_AIM OF THE EXERCISE:_ Search the records below for the word "اللاعبين" and show every line where it occurs.

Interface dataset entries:
[Start of Attachment]
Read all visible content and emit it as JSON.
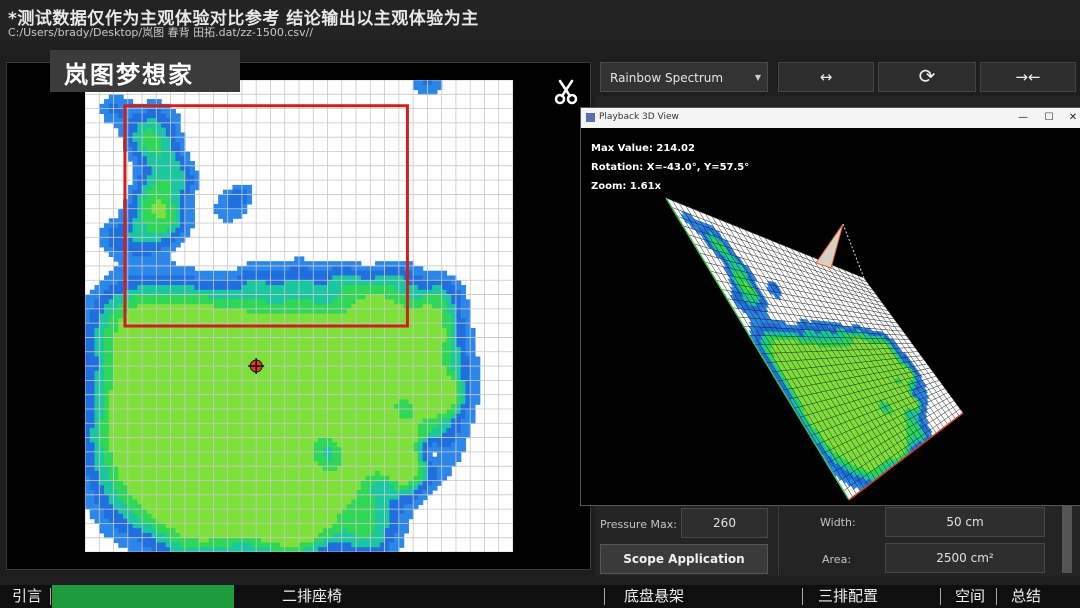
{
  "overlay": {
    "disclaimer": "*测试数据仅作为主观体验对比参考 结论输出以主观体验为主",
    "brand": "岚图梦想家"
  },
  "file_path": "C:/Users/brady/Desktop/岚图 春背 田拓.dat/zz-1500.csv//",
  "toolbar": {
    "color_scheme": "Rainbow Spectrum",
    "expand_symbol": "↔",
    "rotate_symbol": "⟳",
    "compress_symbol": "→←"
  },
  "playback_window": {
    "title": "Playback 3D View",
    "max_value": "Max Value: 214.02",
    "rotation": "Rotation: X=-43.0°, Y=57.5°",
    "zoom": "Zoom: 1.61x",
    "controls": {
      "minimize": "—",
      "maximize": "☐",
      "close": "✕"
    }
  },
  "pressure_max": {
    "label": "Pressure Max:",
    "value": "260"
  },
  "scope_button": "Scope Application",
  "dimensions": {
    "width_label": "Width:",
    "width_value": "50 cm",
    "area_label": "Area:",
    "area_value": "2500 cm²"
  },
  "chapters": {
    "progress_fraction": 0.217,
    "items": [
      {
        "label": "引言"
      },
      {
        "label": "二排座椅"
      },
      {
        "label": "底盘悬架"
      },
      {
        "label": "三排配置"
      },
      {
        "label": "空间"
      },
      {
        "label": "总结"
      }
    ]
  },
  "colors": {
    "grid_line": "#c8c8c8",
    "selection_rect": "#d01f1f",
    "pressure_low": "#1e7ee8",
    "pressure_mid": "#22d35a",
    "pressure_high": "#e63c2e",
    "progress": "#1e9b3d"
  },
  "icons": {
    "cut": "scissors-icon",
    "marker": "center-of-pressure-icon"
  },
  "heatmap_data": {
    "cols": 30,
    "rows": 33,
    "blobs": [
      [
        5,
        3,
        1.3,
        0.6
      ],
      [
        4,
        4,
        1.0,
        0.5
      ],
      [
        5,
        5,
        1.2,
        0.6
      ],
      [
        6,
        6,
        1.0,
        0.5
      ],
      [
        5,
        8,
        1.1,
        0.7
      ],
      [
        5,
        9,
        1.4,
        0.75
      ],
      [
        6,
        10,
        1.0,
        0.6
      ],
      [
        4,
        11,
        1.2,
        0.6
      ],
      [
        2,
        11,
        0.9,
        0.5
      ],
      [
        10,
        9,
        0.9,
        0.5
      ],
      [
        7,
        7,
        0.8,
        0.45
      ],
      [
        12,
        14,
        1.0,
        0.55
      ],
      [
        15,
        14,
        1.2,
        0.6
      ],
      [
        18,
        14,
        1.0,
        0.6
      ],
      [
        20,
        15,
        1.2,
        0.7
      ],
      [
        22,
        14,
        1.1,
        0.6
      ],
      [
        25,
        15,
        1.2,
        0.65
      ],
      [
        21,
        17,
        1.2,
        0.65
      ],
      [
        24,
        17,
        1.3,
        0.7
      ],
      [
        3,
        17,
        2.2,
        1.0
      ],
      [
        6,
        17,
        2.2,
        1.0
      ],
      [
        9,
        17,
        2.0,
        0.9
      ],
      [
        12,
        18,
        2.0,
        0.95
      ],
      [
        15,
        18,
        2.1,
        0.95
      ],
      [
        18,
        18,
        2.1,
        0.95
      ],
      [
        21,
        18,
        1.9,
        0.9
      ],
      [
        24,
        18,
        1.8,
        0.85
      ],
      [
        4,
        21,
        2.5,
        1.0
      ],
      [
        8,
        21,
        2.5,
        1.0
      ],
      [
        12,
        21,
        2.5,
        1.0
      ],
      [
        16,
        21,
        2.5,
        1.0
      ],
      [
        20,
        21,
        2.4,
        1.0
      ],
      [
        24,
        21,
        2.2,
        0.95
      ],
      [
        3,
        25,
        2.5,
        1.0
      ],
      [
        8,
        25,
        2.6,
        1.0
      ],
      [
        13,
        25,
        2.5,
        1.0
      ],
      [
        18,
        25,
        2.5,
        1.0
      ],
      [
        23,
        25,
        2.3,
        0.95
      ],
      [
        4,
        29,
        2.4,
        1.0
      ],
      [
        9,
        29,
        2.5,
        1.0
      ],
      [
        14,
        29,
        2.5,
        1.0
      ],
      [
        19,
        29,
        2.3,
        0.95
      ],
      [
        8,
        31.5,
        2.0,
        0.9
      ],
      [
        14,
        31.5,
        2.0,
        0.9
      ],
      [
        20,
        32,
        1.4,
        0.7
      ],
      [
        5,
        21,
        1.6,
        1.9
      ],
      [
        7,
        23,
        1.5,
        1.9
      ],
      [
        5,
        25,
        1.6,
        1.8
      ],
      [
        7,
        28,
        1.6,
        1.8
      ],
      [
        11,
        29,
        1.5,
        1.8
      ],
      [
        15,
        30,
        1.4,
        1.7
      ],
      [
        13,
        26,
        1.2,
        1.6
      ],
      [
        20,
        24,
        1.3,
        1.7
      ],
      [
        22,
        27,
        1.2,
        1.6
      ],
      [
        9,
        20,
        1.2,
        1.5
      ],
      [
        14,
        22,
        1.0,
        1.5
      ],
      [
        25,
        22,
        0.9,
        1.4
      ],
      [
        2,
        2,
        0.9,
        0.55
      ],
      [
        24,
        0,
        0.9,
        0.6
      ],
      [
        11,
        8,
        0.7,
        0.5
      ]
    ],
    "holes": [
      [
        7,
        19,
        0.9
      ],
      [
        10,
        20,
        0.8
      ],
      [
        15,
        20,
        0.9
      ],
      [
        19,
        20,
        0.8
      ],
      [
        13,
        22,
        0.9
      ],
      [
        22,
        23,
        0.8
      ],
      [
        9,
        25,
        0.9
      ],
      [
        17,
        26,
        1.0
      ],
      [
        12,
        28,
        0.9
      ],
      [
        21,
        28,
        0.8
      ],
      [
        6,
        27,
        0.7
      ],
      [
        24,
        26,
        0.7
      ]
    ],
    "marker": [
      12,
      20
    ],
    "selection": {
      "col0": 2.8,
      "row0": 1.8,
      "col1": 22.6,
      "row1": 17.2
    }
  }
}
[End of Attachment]
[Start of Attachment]
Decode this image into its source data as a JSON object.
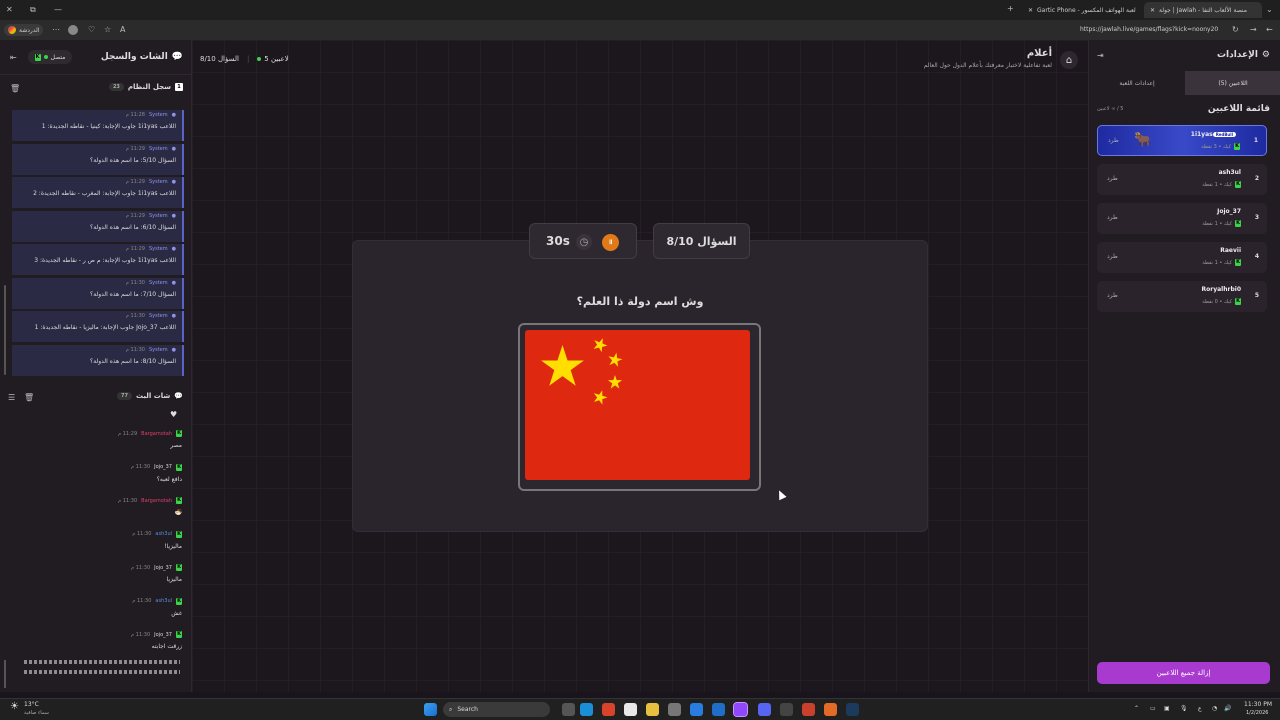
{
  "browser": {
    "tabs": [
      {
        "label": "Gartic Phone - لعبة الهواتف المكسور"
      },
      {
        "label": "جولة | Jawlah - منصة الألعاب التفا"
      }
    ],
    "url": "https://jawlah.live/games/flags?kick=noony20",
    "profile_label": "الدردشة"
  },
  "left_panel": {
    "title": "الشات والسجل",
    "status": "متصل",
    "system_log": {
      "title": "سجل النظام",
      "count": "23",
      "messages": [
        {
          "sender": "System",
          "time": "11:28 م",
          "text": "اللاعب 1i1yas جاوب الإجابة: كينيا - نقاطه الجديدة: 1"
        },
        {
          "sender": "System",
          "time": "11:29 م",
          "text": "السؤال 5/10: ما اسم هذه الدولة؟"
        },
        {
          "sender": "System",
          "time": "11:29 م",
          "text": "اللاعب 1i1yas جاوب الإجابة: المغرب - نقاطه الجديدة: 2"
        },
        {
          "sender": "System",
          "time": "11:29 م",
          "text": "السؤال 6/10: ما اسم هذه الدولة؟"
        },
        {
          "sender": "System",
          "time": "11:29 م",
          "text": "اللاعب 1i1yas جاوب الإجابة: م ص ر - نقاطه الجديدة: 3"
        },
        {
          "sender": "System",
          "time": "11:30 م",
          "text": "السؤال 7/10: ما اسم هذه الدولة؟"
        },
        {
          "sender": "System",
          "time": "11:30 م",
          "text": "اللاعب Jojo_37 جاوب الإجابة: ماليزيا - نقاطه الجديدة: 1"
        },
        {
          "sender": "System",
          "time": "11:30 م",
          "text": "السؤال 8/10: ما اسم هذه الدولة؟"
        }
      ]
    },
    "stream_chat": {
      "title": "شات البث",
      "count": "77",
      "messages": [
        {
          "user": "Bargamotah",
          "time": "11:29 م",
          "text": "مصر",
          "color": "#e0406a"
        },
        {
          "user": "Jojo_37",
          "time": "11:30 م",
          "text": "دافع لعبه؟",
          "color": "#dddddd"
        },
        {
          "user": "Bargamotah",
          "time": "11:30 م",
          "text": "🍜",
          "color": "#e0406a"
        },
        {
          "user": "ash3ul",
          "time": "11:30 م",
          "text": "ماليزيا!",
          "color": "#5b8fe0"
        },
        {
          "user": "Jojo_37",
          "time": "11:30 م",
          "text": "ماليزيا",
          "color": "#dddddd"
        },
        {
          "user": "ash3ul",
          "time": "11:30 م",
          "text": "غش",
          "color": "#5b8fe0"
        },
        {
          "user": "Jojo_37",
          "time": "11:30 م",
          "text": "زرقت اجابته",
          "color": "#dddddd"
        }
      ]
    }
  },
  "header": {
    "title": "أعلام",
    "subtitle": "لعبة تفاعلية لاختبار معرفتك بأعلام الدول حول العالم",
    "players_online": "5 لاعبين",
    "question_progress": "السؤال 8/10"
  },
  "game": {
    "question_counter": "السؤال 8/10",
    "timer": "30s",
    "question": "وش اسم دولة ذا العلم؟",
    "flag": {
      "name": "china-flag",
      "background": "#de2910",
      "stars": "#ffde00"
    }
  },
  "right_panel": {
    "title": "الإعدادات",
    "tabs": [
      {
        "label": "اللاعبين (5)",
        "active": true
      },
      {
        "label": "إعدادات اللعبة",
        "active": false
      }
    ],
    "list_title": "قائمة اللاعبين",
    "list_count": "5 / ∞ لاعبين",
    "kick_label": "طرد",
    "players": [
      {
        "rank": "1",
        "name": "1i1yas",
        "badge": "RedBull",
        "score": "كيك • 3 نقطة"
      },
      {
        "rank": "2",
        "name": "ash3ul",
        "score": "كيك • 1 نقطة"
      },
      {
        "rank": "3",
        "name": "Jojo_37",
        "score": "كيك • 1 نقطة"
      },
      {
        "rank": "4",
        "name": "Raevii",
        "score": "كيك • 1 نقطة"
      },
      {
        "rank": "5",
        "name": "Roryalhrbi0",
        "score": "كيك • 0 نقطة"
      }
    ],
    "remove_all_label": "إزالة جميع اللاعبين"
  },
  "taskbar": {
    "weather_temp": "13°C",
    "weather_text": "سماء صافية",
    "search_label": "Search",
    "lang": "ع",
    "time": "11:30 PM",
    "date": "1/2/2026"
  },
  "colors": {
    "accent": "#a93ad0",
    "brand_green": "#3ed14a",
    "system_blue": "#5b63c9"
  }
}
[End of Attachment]
_ANSWER SECTION:_
        "label": "اللاعبين (5)",
    "list_title": "قائمة اللاعبين",
    "remove_all_label": "إزالة جميع اللاعبين"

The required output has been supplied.